DATA:

┌──

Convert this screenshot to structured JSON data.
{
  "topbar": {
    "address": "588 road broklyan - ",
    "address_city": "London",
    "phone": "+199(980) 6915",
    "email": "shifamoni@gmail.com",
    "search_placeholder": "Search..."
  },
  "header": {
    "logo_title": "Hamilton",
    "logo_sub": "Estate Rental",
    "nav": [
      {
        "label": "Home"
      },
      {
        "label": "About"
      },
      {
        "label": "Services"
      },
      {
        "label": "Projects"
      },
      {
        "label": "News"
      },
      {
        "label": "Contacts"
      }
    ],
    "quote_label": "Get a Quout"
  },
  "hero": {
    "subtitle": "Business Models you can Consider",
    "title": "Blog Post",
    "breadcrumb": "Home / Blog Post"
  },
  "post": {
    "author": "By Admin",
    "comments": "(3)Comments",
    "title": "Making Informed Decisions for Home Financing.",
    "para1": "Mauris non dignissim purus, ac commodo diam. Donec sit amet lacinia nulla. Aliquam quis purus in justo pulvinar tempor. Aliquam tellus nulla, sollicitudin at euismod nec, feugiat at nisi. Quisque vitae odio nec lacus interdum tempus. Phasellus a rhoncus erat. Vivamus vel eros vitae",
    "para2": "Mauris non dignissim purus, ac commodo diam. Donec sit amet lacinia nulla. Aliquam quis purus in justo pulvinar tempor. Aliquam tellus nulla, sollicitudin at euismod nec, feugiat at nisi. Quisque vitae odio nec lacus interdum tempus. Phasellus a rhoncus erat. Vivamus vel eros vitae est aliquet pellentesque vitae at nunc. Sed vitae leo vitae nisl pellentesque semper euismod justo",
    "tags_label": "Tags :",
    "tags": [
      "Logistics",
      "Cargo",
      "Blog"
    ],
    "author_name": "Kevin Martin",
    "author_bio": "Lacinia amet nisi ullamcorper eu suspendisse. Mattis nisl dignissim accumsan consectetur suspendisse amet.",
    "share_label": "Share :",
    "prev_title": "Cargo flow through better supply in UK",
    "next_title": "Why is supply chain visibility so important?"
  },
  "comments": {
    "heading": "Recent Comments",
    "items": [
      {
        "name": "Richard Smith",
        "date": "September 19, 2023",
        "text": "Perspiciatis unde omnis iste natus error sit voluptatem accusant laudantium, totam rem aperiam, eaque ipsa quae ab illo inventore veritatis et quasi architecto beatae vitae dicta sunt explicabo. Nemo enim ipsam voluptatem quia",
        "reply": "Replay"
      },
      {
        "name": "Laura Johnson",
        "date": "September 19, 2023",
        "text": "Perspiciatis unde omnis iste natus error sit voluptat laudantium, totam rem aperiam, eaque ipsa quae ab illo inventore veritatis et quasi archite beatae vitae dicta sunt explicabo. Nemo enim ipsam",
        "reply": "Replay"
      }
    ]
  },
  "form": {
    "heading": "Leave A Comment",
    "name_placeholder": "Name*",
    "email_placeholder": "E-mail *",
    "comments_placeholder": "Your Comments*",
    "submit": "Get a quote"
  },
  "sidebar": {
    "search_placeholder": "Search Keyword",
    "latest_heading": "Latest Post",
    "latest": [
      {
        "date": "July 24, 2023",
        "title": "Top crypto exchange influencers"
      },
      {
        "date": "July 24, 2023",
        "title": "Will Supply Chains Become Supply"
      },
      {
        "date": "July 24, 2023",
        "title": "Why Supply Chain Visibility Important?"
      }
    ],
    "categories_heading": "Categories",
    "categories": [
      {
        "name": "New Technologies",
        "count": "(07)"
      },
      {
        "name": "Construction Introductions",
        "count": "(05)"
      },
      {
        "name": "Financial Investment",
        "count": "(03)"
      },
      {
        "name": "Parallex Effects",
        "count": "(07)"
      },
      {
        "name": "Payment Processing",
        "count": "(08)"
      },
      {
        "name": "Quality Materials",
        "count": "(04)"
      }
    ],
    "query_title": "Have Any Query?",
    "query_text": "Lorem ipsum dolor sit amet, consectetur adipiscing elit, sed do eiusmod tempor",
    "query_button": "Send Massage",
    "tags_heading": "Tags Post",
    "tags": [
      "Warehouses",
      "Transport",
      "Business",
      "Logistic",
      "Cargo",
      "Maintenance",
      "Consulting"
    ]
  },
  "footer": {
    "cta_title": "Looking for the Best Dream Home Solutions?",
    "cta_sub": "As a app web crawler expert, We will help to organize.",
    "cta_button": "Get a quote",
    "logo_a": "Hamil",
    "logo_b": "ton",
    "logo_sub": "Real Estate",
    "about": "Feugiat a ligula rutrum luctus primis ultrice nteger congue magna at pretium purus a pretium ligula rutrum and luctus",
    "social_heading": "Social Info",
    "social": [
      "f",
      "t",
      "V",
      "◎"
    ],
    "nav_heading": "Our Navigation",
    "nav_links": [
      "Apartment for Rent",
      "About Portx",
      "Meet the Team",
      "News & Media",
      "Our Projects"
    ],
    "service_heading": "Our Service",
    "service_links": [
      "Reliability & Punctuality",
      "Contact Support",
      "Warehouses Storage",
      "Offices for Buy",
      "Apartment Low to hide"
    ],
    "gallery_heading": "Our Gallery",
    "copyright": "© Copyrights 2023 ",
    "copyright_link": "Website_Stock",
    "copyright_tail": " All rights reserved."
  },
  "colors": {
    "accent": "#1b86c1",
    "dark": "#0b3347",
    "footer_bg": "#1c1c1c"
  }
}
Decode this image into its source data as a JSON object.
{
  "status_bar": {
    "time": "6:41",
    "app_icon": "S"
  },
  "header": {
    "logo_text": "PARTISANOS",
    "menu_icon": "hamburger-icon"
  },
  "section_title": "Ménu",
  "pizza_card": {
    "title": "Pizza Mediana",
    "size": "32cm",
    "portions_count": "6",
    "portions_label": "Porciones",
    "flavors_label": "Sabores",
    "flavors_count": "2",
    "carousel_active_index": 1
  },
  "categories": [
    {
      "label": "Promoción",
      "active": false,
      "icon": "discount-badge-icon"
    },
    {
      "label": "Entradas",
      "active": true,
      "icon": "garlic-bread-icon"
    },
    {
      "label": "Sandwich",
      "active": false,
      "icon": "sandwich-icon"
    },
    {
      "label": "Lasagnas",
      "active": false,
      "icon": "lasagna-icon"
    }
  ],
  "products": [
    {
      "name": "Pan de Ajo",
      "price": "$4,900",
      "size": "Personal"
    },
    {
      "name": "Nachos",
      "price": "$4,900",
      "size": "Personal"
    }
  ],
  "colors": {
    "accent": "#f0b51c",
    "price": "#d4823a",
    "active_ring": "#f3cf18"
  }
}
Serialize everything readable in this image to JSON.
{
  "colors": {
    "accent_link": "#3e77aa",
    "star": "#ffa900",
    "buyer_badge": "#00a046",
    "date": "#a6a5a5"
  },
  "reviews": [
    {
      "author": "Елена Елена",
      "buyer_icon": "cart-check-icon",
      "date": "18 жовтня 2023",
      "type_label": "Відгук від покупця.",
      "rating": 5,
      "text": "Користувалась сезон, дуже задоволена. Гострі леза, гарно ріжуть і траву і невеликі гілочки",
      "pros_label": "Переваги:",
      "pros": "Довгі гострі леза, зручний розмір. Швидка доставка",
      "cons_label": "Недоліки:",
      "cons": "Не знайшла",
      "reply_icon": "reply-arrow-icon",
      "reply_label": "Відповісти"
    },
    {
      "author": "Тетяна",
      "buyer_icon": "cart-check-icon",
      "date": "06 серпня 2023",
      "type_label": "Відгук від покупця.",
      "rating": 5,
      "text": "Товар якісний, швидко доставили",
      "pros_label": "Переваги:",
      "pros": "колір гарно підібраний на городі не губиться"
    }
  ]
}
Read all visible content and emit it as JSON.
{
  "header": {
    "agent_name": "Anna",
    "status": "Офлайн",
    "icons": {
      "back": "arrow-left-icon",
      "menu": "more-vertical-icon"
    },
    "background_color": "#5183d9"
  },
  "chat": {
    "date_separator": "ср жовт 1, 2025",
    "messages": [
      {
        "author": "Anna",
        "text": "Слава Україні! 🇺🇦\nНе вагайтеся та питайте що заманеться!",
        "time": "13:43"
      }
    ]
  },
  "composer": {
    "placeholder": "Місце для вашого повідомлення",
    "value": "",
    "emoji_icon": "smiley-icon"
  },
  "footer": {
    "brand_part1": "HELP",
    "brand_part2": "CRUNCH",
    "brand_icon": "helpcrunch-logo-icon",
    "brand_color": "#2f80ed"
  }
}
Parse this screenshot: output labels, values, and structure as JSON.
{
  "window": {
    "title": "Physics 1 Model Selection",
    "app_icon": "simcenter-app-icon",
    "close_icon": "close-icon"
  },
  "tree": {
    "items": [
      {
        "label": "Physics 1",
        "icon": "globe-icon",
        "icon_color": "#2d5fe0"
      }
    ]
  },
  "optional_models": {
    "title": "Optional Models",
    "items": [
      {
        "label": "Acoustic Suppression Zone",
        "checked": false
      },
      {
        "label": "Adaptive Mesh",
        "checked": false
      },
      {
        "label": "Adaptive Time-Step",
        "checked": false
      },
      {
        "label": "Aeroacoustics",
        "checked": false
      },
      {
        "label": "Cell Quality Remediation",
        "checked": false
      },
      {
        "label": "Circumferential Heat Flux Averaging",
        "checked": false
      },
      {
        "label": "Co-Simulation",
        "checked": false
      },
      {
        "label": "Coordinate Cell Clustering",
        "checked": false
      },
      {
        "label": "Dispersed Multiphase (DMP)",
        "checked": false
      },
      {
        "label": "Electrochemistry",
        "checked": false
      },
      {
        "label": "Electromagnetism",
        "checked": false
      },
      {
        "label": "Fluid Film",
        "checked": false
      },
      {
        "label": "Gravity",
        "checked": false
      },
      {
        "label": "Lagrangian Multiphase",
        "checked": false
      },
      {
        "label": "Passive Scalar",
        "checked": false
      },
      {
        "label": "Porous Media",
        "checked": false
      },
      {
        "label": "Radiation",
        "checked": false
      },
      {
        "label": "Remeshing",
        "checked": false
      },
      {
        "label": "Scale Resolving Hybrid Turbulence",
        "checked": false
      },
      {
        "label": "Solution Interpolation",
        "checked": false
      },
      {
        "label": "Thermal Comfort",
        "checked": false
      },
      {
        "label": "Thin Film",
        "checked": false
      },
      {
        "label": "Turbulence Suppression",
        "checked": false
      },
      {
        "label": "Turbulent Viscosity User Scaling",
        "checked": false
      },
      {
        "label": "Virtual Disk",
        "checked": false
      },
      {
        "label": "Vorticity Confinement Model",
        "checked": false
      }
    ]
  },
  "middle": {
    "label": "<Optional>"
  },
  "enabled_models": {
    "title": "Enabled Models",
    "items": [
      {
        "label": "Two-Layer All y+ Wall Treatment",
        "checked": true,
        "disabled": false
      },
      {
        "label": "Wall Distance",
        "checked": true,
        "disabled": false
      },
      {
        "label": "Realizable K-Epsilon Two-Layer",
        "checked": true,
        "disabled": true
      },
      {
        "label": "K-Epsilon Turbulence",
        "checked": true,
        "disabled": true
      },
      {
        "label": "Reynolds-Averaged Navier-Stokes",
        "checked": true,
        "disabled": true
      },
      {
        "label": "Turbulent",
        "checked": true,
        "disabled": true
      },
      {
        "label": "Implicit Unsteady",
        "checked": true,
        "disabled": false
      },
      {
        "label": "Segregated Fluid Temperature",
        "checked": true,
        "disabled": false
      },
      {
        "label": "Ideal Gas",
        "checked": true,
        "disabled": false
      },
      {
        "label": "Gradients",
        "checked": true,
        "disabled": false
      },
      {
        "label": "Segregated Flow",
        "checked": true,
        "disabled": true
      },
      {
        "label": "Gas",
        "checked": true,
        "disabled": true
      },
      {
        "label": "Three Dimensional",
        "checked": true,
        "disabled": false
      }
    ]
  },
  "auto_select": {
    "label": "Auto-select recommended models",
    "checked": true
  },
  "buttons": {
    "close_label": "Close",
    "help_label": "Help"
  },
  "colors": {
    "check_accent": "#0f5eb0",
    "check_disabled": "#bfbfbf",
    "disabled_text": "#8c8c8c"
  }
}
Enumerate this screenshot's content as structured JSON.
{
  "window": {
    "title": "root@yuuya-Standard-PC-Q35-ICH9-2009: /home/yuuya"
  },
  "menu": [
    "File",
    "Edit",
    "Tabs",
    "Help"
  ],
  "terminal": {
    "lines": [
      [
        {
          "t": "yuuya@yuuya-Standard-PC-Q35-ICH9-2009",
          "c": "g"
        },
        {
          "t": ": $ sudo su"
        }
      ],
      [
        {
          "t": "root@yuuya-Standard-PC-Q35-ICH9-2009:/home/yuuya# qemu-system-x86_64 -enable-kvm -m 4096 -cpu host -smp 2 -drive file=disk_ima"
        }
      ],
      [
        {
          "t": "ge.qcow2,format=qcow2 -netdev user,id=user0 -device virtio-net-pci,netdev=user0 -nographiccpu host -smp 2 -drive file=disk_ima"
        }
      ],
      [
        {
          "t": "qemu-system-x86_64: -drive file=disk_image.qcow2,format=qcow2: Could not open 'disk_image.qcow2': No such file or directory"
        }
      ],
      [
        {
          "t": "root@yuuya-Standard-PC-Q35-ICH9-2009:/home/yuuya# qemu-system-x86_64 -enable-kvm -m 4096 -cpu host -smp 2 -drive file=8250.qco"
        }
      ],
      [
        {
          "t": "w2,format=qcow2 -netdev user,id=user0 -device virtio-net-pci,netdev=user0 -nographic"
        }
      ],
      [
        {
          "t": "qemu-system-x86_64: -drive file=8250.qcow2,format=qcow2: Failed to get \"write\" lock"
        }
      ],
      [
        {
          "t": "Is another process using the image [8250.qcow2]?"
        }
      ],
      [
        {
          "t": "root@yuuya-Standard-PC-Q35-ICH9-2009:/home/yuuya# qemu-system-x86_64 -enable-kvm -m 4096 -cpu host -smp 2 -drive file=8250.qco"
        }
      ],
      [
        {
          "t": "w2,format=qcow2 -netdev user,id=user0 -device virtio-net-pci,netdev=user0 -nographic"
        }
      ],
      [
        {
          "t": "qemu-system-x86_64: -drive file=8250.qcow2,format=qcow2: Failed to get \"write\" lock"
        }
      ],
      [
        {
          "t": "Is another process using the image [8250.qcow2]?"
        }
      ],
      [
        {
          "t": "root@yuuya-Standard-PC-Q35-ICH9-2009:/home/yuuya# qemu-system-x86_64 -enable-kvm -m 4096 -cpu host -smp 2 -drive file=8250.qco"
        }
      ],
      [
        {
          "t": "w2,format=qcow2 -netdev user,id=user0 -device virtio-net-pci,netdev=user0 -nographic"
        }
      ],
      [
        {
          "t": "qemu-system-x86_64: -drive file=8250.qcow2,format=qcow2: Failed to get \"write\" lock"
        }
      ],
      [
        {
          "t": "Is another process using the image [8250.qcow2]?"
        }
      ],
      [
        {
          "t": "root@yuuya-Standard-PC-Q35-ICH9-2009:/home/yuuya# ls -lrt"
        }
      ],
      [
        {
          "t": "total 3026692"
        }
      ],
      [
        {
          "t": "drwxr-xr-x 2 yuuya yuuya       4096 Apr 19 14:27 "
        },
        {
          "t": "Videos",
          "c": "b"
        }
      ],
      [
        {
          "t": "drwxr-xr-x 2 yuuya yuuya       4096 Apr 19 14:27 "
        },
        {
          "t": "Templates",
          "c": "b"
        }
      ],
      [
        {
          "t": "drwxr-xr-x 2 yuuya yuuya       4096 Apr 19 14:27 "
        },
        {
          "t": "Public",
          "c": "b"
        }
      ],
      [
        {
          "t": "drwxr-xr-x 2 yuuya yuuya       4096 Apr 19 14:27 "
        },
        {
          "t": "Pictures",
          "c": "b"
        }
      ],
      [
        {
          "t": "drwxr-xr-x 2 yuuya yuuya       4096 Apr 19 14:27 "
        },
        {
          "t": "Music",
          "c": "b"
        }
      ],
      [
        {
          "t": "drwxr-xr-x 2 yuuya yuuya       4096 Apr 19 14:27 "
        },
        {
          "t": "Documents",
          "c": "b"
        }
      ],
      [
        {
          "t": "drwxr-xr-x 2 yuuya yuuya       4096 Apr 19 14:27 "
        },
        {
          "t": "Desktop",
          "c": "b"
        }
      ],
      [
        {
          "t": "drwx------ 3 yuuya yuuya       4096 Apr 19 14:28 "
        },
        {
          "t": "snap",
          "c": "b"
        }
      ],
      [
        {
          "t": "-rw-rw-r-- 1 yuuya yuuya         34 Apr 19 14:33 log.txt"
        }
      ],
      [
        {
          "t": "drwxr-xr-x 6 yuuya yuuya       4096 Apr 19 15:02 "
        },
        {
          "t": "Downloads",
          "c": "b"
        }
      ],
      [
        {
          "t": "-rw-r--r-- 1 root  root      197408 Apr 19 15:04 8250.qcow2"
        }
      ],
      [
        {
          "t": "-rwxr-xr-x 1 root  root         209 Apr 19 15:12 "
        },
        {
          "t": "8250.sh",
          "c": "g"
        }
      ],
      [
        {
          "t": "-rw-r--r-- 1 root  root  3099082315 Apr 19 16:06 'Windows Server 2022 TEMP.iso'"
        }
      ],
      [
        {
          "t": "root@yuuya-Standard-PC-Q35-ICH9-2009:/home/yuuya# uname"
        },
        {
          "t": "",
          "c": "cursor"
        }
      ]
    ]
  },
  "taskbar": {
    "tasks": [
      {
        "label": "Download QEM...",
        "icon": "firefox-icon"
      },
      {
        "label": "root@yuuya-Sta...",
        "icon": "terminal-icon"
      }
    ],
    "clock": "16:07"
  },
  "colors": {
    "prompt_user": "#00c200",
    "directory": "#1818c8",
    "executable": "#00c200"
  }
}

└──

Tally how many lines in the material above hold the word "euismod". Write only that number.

EXPECTED ANSWER: 2